Maybe not as popular as they once were, probably owing the the convenience of paraffin, diesel and propane heaters, these nevertheless still have their devotees.
They will burn wood, charcoal and other solid fuels from which they produce a clean, dry heat.
As with domestic central heating systems there are two types of Indirect Heating Systems in marine use - forced hot air (airtronic) and forced hot water (hydronic) systems.
In both cases diesel is drawn from the boats main fuel tanks and combusted in a sealed chamber located in an out-of-the-way space.
Exhaust gases are vented to the atmosphere, and the burners are microprocessor-controlled enabling automatic shutdown in the event of overheating.
With these, the burner draws combustion air from outside the boat as well as from inside, and burns it in a chamber with an air-to-air heat exchanger.
A blower unit then forces the heated air through flexible ducting to outlets in appropriate parts of the boat, which can be opened or closed as required.
A thermostat controls the temperature, turning the system on and off automatically.
But, conversely, airtronic systems can be used to cool the boat. In otherwise static conditions, with the heater switched off and the blower fans operating, fresh air will be distributed through the ducting.
And, if combined with an air conditioning unit, cooled air can be distributed around the boat.
The combustion parts of these systems are similar to the airtronic ones, but incorporate an air-to-water heat exchanger, the cooling water from which is pumped around the boat through a system of pipes and radiators.
The radiators are either convection type, or more commonly, fan-forced in much the same way as a car heater. The fan speed on each radiator can be adjusted manually, or controlled automatically by thermostats.
Whilst more complex and expensive than their airtronic cousins, the hot water systems do provide additional benefits:~

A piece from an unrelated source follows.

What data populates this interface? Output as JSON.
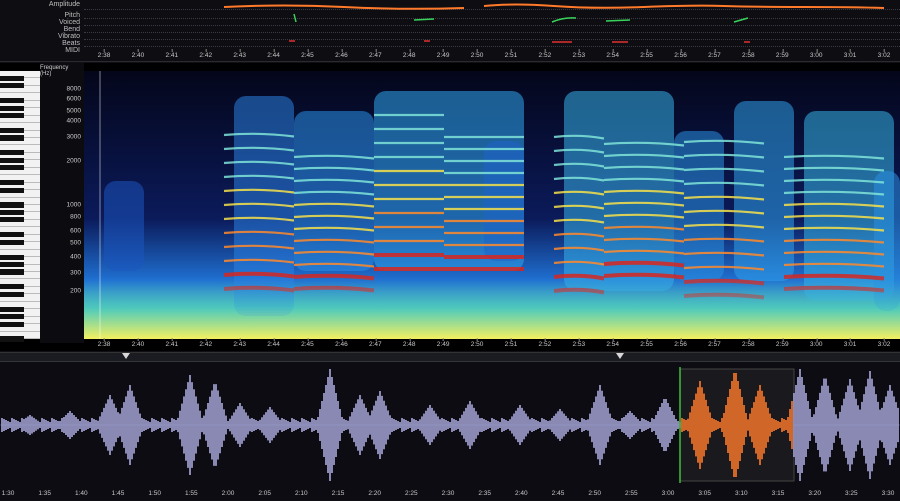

Depending on size and the temperature setting, both types can be impressively extravagant with your electrical power.